Millions of Texans have read the “Victory or Death” letter written at the Alamo more than 170 years ago. But only a small number of them have ever laid eyes on the original — a brief plea for reinforcements written by Lt. Col. William Barret Travis on Feb. 24, 1836, as he and his outnumbered men faced the Mexican Army.
Whether it ever returns to the Alamo is now a hotly debated issue.
The letter has become one of the most revered documents in Texas history, and one of its phrases — “Victory or Death,” which Colonel Travis underlined three times — has endured as an unofficial Texas slogan, turning up on flags and, occasionally, in the speeches of politicians, including one that Gov. Rick Perry gave last year as he campaigned for president.
The document is kept in a secured storage area at the state archives building in Austin, off limits to the public. It has been publicly displayed only seven times since the early 1900s. Bill O’Neal, 70, the official state historian, has never seen the original.
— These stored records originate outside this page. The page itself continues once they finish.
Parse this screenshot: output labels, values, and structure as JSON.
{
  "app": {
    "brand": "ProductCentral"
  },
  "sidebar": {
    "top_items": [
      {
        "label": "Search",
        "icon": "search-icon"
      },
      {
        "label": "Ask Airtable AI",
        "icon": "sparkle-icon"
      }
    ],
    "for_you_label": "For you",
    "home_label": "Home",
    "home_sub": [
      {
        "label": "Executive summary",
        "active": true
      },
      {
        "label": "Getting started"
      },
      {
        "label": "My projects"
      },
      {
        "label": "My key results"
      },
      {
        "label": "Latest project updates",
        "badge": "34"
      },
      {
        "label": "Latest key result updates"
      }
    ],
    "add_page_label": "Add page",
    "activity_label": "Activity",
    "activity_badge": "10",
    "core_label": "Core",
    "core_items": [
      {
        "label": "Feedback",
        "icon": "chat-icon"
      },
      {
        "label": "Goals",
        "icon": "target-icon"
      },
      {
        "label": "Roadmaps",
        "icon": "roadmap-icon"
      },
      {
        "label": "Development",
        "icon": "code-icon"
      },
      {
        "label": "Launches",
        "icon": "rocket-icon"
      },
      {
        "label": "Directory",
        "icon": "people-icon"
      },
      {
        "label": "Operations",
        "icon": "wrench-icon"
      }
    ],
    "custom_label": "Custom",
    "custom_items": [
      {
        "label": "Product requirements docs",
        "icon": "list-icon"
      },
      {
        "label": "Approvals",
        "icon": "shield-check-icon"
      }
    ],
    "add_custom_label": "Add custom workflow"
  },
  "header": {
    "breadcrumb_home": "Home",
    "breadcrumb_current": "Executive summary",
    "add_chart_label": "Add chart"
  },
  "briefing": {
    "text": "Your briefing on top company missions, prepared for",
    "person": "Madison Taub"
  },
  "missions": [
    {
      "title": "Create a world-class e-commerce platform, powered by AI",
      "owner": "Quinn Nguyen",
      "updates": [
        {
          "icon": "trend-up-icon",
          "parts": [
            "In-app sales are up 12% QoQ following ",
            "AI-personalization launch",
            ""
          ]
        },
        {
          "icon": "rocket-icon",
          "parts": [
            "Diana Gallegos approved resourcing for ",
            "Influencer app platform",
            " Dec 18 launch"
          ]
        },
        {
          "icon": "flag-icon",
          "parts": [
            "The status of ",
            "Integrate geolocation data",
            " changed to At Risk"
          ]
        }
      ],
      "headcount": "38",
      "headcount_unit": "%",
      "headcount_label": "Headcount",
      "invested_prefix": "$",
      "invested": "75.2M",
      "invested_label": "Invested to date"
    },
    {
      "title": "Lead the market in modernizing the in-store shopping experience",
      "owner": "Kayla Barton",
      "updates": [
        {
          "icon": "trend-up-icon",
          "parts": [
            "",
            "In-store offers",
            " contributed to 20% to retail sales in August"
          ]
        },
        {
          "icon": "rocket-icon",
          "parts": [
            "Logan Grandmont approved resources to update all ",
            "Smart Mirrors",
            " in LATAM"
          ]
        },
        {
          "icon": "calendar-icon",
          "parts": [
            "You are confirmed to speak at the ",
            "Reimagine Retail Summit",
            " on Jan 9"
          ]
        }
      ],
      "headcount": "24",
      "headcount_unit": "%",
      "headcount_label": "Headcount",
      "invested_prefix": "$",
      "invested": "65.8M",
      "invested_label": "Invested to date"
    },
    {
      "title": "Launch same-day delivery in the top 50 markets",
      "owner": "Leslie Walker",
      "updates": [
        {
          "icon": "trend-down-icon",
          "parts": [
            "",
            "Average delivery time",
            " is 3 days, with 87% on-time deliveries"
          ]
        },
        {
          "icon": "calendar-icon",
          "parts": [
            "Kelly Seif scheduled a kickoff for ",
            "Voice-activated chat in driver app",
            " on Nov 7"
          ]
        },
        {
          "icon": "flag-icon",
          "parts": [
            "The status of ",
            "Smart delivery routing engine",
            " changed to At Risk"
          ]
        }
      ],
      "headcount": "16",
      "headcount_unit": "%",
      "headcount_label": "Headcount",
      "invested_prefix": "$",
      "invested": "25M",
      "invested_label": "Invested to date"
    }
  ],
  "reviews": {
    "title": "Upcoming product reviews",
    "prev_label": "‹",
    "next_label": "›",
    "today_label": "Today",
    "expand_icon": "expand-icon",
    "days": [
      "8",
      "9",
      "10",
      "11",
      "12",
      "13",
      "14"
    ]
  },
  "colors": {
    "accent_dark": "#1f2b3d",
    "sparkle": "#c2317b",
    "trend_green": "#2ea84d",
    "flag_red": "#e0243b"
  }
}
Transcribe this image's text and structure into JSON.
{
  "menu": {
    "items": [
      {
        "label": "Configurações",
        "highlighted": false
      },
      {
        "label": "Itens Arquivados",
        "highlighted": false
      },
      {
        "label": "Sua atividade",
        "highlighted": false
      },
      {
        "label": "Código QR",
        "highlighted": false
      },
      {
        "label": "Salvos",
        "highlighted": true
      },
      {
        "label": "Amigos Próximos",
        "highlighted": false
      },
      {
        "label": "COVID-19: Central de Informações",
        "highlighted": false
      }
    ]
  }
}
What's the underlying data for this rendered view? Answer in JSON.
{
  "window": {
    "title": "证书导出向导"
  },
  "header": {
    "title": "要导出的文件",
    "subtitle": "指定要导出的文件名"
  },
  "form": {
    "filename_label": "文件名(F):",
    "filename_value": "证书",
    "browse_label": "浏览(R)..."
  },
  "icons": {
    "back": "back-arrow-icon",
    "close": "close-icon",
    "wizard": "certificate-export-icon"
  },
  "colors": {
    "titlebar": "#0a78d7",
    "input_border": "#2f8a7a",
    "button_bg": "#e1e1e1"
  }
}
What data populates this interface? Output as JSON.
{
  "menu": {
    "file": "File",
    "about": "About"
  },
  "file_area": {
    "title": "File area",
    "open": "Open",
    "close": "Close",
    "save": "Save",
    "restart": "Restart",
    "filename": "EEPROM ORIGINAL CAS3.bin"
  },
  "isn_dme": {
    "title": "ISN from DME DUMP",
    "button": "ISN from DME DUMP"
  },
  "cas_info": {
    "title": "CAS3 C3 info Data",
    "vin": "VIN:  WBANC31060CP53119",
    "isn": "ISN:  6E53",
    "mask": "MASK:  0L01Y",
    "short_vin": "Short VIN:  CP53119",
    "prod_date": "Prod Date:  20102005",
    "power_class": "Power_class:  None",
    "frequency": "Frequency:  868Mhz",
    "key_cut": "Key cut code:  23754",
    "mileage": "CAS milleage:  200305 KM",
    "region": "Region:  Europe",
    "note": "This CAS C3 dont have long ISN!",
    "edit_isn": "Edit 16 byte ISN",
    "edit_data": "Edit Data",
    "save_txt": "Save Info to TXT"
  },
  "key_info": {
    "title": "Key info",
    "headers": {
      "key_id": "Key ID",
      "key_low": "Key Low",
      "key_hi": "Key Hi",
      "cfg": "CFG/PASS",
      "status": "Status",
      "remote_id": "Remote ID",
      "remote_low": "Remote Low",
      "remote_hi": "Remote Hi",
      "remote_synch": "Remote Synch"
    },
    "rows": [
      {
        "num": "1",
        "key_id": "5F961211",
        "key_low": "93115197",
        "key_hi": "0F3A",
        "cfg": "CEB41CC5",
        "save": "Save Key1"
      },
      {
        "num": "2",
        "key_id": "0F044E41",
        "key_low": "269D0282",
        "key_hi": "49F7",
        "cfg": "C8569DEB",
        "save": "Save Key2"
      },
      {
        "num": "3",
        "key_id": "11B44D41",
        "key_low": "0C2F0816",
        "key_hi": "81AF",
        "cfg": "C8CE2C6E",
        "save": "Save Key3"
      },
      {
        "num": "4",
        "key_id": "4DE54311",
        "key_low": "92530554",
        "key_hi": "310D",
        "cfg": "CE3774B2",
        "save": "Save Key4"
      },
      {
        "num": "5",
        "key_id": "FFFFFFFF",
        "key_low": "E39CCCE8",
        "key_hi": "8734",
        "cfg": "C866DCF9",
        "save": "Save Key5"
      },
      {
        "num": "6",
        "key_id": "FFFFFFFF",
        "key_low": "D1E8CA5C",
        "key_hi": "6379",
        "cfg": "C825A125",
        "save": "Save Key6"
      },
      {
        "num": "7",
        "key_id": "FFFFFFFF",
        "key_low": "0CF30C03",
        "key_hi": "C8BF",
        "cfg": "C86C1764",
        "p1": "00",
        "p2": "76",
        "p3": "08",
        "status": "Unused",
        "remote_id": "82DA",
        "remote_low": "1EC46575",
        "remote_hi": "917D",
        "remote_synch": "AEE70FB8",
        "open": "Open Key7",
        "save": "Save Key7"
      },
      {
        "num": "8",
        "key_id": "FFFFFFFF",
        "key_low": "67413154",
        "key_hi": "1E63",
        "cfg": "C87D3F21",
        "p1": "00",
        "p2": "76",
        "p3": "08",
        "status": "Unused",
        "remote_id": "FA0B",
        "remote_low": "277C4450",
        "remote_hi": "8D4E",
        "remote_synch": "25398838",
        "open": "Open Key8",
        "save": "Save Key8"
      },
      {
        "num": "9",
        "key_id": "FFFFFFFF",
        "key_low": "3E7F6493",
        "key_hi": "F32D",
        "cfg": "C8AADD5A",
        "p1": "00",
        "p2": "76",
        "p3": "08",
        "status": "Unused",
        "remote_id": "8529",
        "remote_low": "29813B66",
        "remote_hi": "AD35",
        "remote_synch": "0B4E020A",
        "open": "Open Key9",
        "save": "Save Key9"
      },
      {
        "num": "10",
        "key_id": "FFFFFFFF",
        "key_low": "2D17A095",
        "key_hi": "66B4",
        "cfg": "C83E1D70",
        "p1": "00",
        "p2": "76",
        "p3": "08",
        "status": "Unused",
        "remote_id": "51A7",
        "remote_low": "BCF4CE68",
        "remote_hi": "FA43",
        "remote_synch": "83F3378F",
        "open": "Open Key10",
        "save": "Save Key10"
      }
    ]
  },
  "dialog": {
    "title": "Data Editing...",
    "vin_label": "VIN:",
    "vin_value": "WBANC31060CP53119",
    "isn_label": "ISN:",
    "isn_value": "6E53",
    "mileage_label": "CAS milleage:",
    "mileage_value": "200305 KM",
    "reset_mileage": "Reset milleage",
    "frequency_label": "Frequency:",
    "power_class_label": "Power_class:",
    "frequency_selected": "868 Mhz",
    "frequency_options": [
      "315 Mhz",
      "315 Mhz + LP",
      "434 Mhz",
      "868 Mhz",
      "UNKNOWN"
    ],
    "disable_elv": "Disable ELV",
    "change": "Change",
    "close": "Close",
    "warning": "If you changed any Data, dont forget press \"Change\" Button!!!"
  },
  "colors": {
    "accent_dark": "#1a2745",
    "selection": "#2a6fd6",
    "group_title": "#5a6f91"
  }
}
But a plan to display the letter for two weeks next year at the Alamo in San Antonio has posed a dilemma for its custodians, the Texas State Library and Archives Commission. The state’s land commissioner, Jerry Patterson, has asked the archives commission for permission to transport the document from Austin to San Antonio and display it to the public beginning in late February as part of the 177th anniversary of the battle at the Alamo. The letter has never returned to the Alamo, and it was exhibited outside Austin just three times between 1936 and 2006.